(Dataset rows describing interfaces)
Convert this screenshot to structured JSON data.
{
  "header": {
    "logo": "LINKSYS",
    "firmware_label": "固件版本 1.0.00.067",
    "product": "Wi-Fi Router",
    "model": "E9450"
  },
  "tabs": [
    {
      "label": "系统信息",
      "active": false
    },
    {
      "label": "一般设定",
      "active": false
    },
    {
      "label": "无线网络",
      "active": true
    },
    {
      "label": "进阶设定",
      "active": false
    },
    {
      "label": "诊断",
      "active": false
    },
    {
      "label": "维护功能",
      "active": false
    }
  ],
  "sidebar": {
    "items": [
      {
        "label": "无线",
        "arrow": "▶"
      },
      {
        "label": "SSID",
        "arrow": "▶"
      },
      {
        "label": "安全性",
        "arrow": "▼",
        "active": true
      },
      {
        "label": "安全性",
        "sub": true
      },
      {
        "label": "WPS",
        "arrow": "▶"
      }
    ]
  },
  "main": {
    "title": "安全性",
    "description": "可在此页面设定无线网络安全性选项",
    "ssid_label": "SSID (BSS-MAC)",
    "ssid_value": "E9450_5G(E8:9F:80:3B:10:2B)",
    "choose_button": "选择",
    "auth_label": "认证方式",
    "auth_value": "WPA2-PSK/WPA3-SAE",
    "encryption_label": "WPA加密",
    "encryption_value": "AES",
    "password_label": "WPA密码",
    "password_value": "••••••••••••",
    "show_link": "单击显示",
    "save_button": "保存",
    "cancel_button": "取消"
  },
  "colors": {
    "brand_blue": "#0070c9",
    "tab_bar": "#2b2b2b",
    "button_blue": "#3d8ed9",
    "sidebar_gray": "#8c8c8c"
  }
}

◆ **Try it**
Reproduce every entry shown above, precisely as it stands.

◆ **The completed task**
Convert this screenshot to structured JSON data.
{
  "header": {
    "logo": "LINKSYS",
    "firmware_label": "固件版本 1.0.00.067",
    "product": "Wi-Fi Router",
    "model": "E9450"
  },
  "tabs": [
    {
      "label": "系统信息",
      "active": false
    },
    {
      "label": "一般设定",
      "active": false
    },
    {
      "label": "无线网络",
      "active": true
    },
    {
      "label": "进阶设定",
      "active": false
    },
    {
      "label": "诊断",
      "active": false
    },
    {
      "label": "维护功能",
      "active": false
    }
  ],
  "sidebar": {
    "items": [
      {
        "label": "无线",
        "arrow": "▶"
      },
      {
        "label": "SSID",
        "arrow": "▶"
      },
      {
        "label": "安全性",
        "arrow": "▼",
        "active": true
      },
      {
        "label": "安全性",
        "sub": true
      },
      {
        "label": "WPS",
        "arrow": "▶"
      }
    ]
  },
  "main": {
    "title": "安全性",
    "description": "可在此页面设定无线网络安全性选项",
    "ssid_label": "SSID (BSS-MAC)",
    "ssid_value": "E9450_5G(E8:9F:80:3B:10:2B)",
    "choose_button": "选择",
    "auth_label": "认证方式",
    "auth_value": "WPA2-PSK/WPA3-SAE",
    "encryption_label": "WPA加密",
    "encryption_value": "AES",
    "password_label": "WPA密码",
    "password_value": "••••••••••••",
    "show_link": "单击显示",
    "save_button": "保存",
    "cancel_button": "取消"
  },
  "colors": {
    "brand_blue": "#0070c9",
    "tab_bar": "#2b2b2b",
    "button_blue": "#3d8ed9",
    "sidebar_gray": "#8c8c8c"
  }
}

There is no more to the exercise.